Environmental Integrity Project (EIP) conducted this particular study. The group found that an alarming total number of American water sources are beyond polluted. According to The Hill, affected bodies of water include 700,000 miles of waterways. That’s in addition to 51% of assessed river and stream miles, 55% of lake acres, and 26% of estuary miles.

Altogether, the study finds that nearly half of US water sources became too polluted, failing to meet standards for swimming, recreation, aquatic life, fish consumption, and drinking water. The disheartening report saw assessments of rivers and streams across all 50 US states.

That said, the outlet shared some states have done better than others in upholding the standards set forth by the Clean Water Act. Researchers participating in the study found that Indiana tops the list of states with the dirtiest water sources, followed by Oregon then South Carolina.

Meanwhile, the outlet reports Florida ranks first in the US for total acres of lakes classified as impaired for swimming and aquatic life. The Southern state ranks second for total lake acres impaired for any use.

Unfortunately, though, the study was unable to provide the full context of the current water pollution crisis in the US. Despite guidelines set forth by the Clean Water Act, every US state has different monitoring practices for its native water sources, therefore the EIP is unable to see the full scope of the crisis.

Further, the EIP estimates 73% of rivers and stream miles went unassessed during the latest cycle. As a result, findings from the water study possibly became skewed or completely wrong.

EIP Arguing for Updated Regulations for Monitoring Bodies of Water

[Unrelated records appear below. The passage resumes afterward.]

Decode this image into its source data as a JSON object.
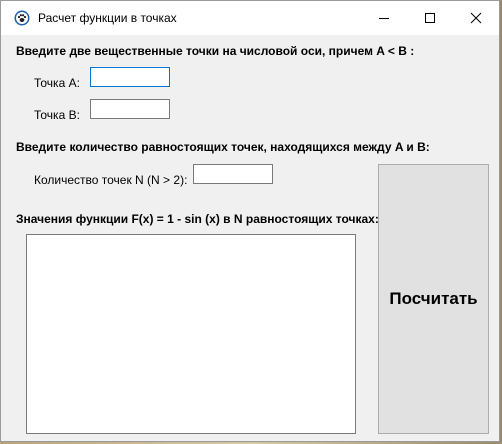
{
  "window": {
    "title": "Расчет функции в точках"
  },
  "titlebar": {
    "icons": [
      "app-paw-icon",
      "minimize-icon",
      "maximize-icon",
      "close-icon"
    ]
  },
  "section_points": {
    "heading": "Введите две вещественные точки на числовой оси, причем A < B :",
    "point_a_label": "Точка A:",
    "point_a_value": "",
    "point_b_label": "Точка B:",
    "point_b_value": ""
  },
  "section_count": {
    "heading": "Введите количество равностоящих точек, находящихся между A и B:",
    "count_label": "Количество точек N (N > 2):",
    "count_value": ""
  },
  "section_result": {
    "heading": "Значения функции F(x) = 1 - sin (x) в N равностоящих точках:",
    "output_value": ""
  },
  "calculate_button": {
    "label": "Посчитать"
  },
  "colors": {
    "accent": "#0078d7",
    "window_bg": "#f0f0f0",
    "button_bg": "#e1e1e1"
  }
}
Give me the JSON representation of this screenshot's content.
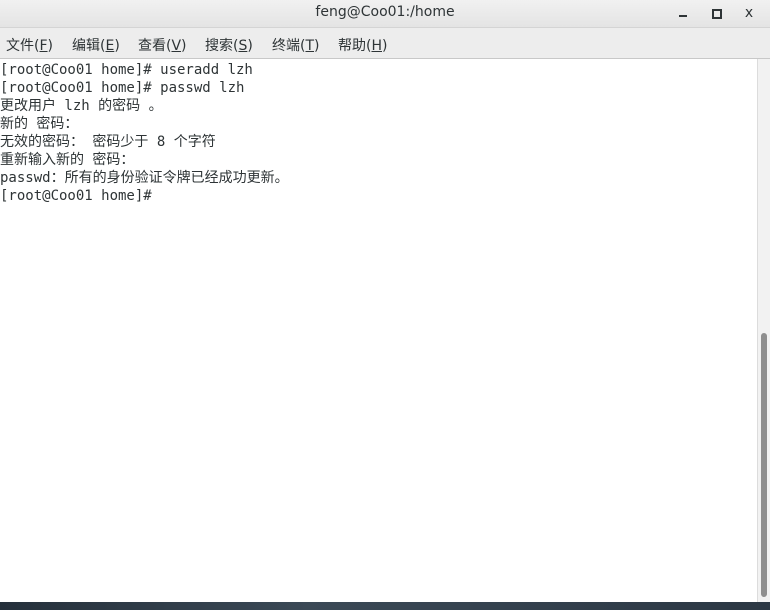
{
  "window": {
    "title": "feng@Coo01:/home",
    "minimize_label": "_",
    "close_label": "x"
  },
  "menubar": {
    "items": [
      {
        "label": "文件(",
        "key": "F",
        "suffix": ")"
      },
      {
        "label": "编辑(",
        "key": "E",
        "suffix": ")"
      },
      {
        "label": "查看(",
        "key": "V",
        "suffix": ")"
      },
      {
        "label": "搜索(",
        "key": "S",
        "suffix": ")"
      },
      {
        "label": "终端(",
        "key": "T",
        "suffix": ")"
      },
      {
        "label": "帮助(",
        "key": "H",
        "suffix": ")"
      }
    ]
  },
  "terminal": {
    "lines": [
      "[root@Coo01 home]# useradd lzh",
      "[root@Coo01 home]# passwd lzh",
      "更改用户 lzh 的密码 。",
      "新的 密码：",
      "无效的密码： 密码少于 8 个字符",
      "重新输入新的 密码：",
      "passwd：所有的身份验证令牌已经成功更新。",
      "[root@Coo01 home]# "
    ]
  },
  "colors": {
    "text": "#2e3436",
    "background": "#ffffff",
    "titlebar": "#e8e8e8",
    "menubar": "#ededed",
    "scroll_thumb": "#8f8f8f"
  }
}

Because the Clean Water Act “has not achieved what it promised,” EIP representatives are calling for an update in policies and monitoring practices. The news outlet reports that updates to current monitoring software have not been updated since the 1970s.

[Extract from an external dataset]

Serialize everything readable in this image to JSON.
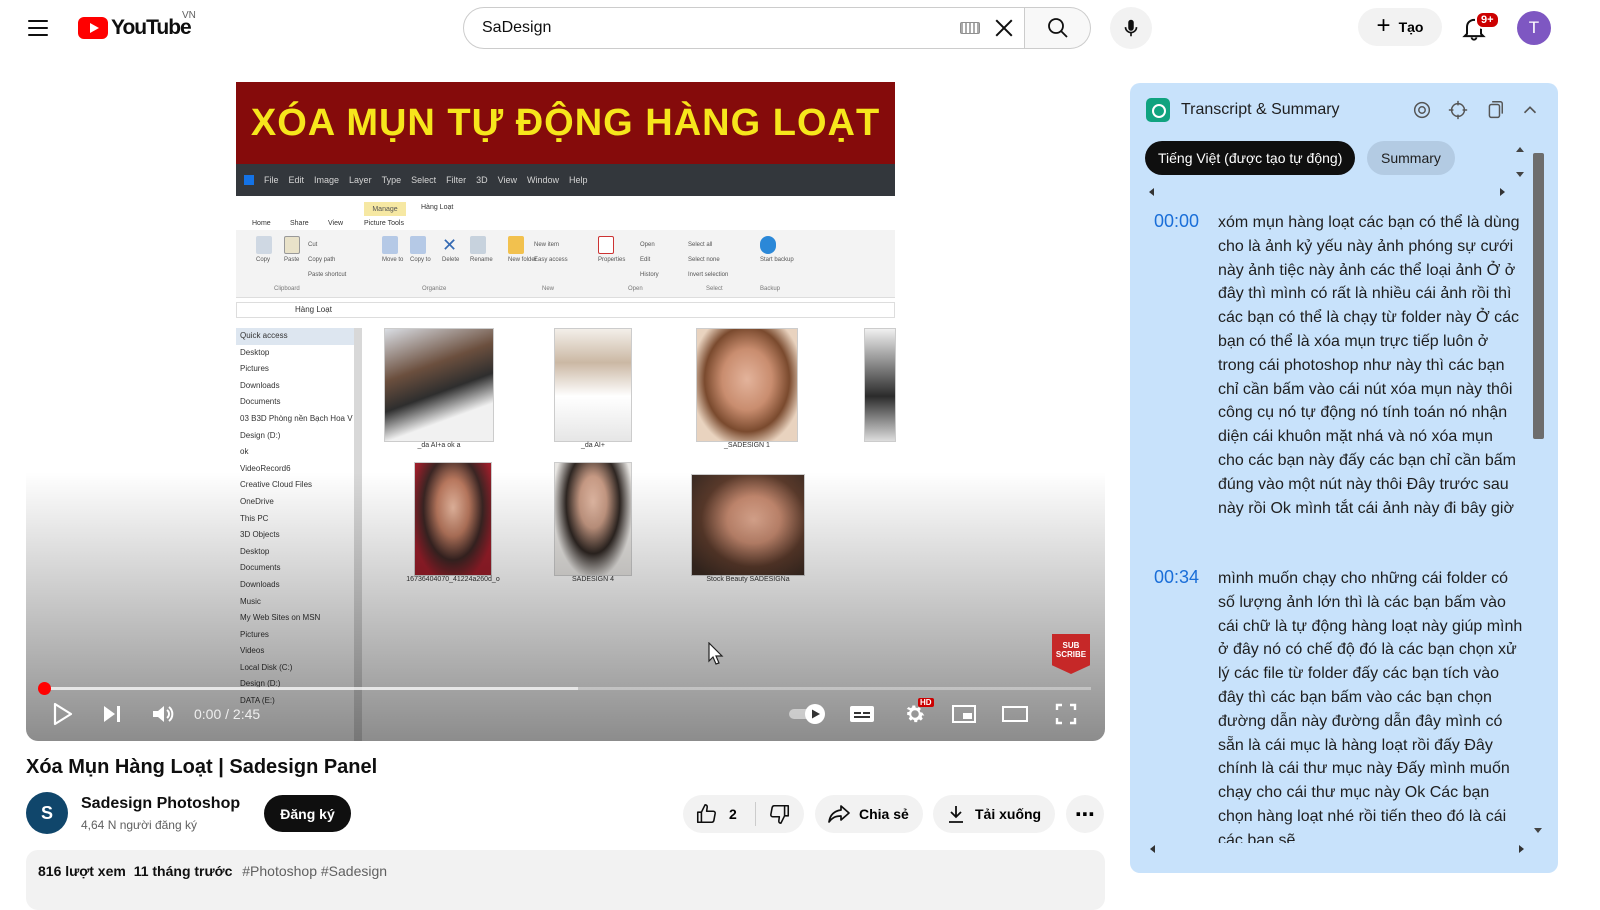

Since then, highly pollutive industries have grown and emerged, with agriculture industries greatly contributing to water pollution.

The Hill reports run-off from agriculture has greatly influenced the rate of pollution in the US. The EIP report said, “Factory-style animal production has become an industry with a massive waste disposal problem and should be regulated like other large industries.”

Essentially, run-off carrying excess fertilizer and manure washes into streams and rivers. This is what leads to deadly algal blooms.

Outsider.com